**DATA TO EXAMINE**
Start of Block
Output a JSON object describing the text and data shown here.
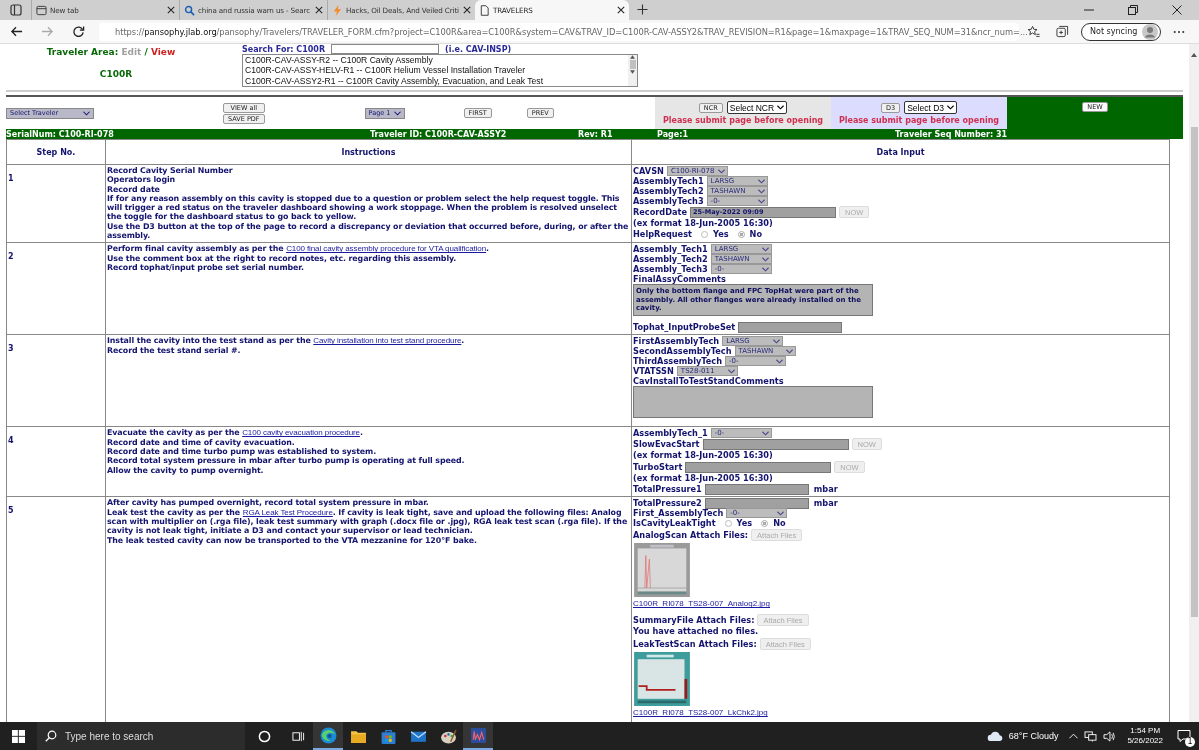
{
  "browser": {
    "tabs": [
      {
        "kind": "newtab",
        "title": "New tab",
        "selected": false
      },
      {
        "kind": "search",
        "title": "china and russia warn us - Searc",
        "selected": false
      },
      {
        "kind": "news",
        "title": "Hacks, Oil Deals, And Veiled Criti",
        "selected": false
      },
      {
        "kind": "page",
        "title": "TRAVELERS",
        "selected": true
      }
    ],
    "url": {
      "scheme": "https://",
      "host": "pansophy.jlab.org",
      "path": "/pansophy/Travelers/TRAVELER_FORM.cfm?project=C100R&area=C100R&system=CAV&TRAV_ID=C100R-CAV-ASSY2&TRAV_REVISION=R1&page=1&maxpage=1&TRAV_SEQ_NUM=31&ncr_num=..."
    },
    "profile": "Not syncing"
  },
  "header": {
    "area_label": "Traveler Area:",
    "edit": "Edit",
    "separator": "/",
    "view": "View",
    "area": "C100R",
    "search_label": "Search For: C100R",
    "search_example": "(i.e. CAV-INSP)",
    "travelers": [
      "C100R-CAV-ASSY-R2 -- C100R Cavity Assembly",
      "C100R-CAV-ASSY-HELV-R1 -- C100R Helium Vessel Installation Traveler",
      "C100R-CAV-ASSY2-R1 -- C100R Cavity Assembly, Evacuation, and Leak Test"
    ]
  },
  "toolbar": {
    "traveler_select": "Select Traveler",
    "view_all": "VIEW all",
    "save_pdf": "SAVE PDF",
    "page_select": "Page 1",
    "first": "FIRST",
    "prev": "PREV",
    "ncr": {
      "button": "NCR",
      "select": "Select NCR",
      "message": "Please submit page before opening"
    },
    "d3": {
      "button": "D3",
      "select": "Select D3",
      "message": "Please submit page before opening"
    },
    "new": "NEW"
  },
  "info_bar": [
    "SerialNum: C100-RI-078",
    "Traveler ID: C100R-CAV-ASSY2",
    "Rev: R1",
    "Page:1",
    "Traveler Seq Number: 31"
  ],
  "table": {
    "columns": [
      "Step No.",
      "Instructions",
      "Data Input"
    ],
    "steps": [
      {
        "number": "1",
        "instructions": [
          {
            "text": "Record Cavity Serial Number"
          },
          {
            "text": "Operators login"
          },
          {
            "text": "Record date"
          },
          {
            "text": "If for any reason assembly on this cavity is stopped due to a question or problem select the help request toggle. This will trigger a red status on the traveler dashboard showing a work stoppage. When the problem is resolved unselect the toggle for the dashboard status to go back to yellow."
          },
          {
            "text": "Use the D3 button at the top of the page to record a discrepancy or deviation that occurred before, during, or after the assembly."
          }
        ],
        "inputs": [
          {
            "kind": "select",
            "label": "CAVSN",
            "value": "C100-RI-078"
          },
          {
            "kind": "select",
            "label": "AssemblyTech1",
            "value": "LARSG"
          },
          {
            "kind": "select",
            "label": "AssemblyTech2",
            "value": "TASHAWN"
          },
          {
            "kind": "select",
            "label": "AssemblyTech3",
            "value": "-0-"
          },
          {
            "kind": "datetime",
            "label": "RecordDate",
            "value": "25-May-2022 09:09",
            "button": "NOW"
          },
          {
            "kind": "note",
            "text": "(ex format 18-Jun-2005 16:30)"
          },
          {
            "kind": "radio",
            "label": "HelpRequest",
            "options": [
              {
                "label": "Yes",
                "selected": false
              },
              {
                "label": "No",
                "selected": true
              }
            ]
          }
        ]
      },
      {
        "number": "2",
        "instructions": [
          {
            "text": "Perform final cavity assembly as per the ",
            "link": "C100 final cavity assembly procedure for VTA qualification",
            "after": "."
          },
          {
            "text": "Use the comment box at the right to record notes, etc. regarding this assembly."
          },
          {
            "text": "Record tophat/input probe set serial number."
          }
        ],
        "inputs": [
          {
            "kind": "select",
            "label": "Assembly_Tech1",
            "value": "LARSG"
          },
          {
            "kind": "select",
            "label": "Assembly_Tech2",
            "value": "TASHAWN"
          },
          {
            "kind": "select",
            "label": "Assembly_Tech3",
            "value": "-0-"
          },
          {
            "kind": "textarea",
            "label": "FinalAssyComments",
            "value": "Only the bottom flange and FPC TopHat were part of the assembly.  All other flanges were already installed on the cavity."
          },
          {
            "kind": "text",
            "label": "Tophat_InputProbeSet"
          }
        ]
      },
      {
        "number": "3",
        "instructions": [
          {
            "text": "Install the cavity into the test stand as per the ",
            "link": "Cavity installation into test stand procedure",
            "after": "."
          },
          {
            "text": "Record the test stand serial #."
          }
        ],
        "inputs": [
          {
            "kind": "select",
            "label": "FirstAssemblyTech",
            "value": "LARSG"
          },
          {
            "kind": "select",
            "label": "SecondAssemblyTech",
            "value": "TASHAWN"
          },
          {
            "kind": "select",
            "label": "ThirdAssemblyTech",
            "value": "-0-"
          },
          {
            "kind": "select",
            "label": "VTATSSN",
            "value": "TS28-011"
          },
          {
            "kind": "textarea",
            "label": "CavInstallToTestStandComments"
          }
        ]
      },
      {
        "number": "4",
        "instructions": [
          {
            "text": "Evacuate the cavity as per the ",
            "link": "C100 cavity evacuation procedure",
            "after": "."
          },
          {
            "text": "Record date and time of cavity evacuation."
          },
          {
            "text": "Record date and time turbo pump was established to system."
          },
          {
            "text": "Record total system pressure in mbar after turbo pump is operating at full speed."
          },
          {
            "text": "Allow the cavity to pump overnight."
          }
        ],
        "inputs": [
          {
            "kind": "select",
            "label": "AssemblyTech_1",
            "value": "-0-"
          },
          {
            "kind": "datetime",
            "label": "SlowEvacStart",
            "button": "NOW"
          },
          {
            "kind": "note",
            "text": "(ex format 18-Jun-2005 16:30)"
          },
          {
            "kind": "datetime",
            "label": "TurboStart",
            "button": "NOW"
          },
          {
            "kind": "note",
            "text": "(ex format 18-Jun-2005 16:30)"
          },
          {
            "kind": "text",
            "label": "TotalPressure1",
            "unit": "mbar"
          }
        ]
      },
      {
        "number": "5",
        "instructions": [
          {
            "text": "After cavity has pumped overnight, record total system pressure in mbar."
          },
          {
            "text": "Leak test the cavity as per the ",
            "link": "RGA Leak Test Procedure",
            "after": ". If cavity is leak tight, save and upload the following files: Analog scan with multiplier on (.rga file), leak test summary with graph (.docx file or .jpg), RGA leak test scan (.rga file). If the cavity is not leak tight, initiate a D3 and contact your supervisor or lead technician."
          },
          {
            "text": "The leak tested cavity can now be transported to the VTA mezzanine for 120°F bake."
          }
        ],
        "inputs": [
          {
            "kind": "text",
            "label": "TotalPressure2",
            "unit": "mbar"
          },
          {
            "kind": "select",
            "label": "First_AssemblyTech",
            "value": "-0-"
          },
          {
            "kind": "radio",
            "label": "IsCavityLeakTight",
            "options": [
              {
                "label": "Yes",
                "selected": false
              },
              {
                "label": "No",
                "selected": true
              }
            ]
          },
          {
            "kind": "attach",
            "label": "AnalogScan Attach Files:",
            "button": "Attach Files"
          },
          {
            "link": "C100R_RI078_TS28-007_Analog2.jpg"
          },
          {
            "kind": "attach",
            "label": "SummaryFile Attach Files:",
            "button": "Attach Files"
          },
          {
            "kind": "note",
            "text": "You have attached no files."
          },
          {
            "kind": "attach",
            "label": "LeakTestScan Attach Files:",
            "button": "Attach Files"
          },
          {
            "link": "C100R_RI078_TS28-007_LkChk2.jpg"
          }
        ]
      }
    ]
  },
  "taskbar": {
    "search_placeholder": "Type here to search",
    "apps": [
      {
        "kind": "edge",
        "active": true
      },
      {
        "kind": "explorer",
        "active": false
      },
      {
        "kind": "store",
        "active": false
      },
      {
        "kind": "mail",
        "active": false
      },
      {
        "kind": "paint",
        "active": false
      },
      {
        "kind": "chart",
        "active": true
      }
    ],
    "weather": "68°F Cloudy",
    "time": "1:54 PM",
    "date": "5/26/2022",
    "notifications": "1"
  }
}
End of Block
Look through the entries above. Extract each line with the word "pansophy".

**RESULT**
      "host": "pansophy.jlab.org",
      "path": "/pansophy/Travelers/TRAVELER_FORM.cfm?project=C100R&area=C100R&system=CAV&TRAV_ID=C100R-CAV-ASSY2&TRAV_REVISION=R1&page=1&maxpage=1&TRAV_SEQ_NUM=31&ncr_num=..."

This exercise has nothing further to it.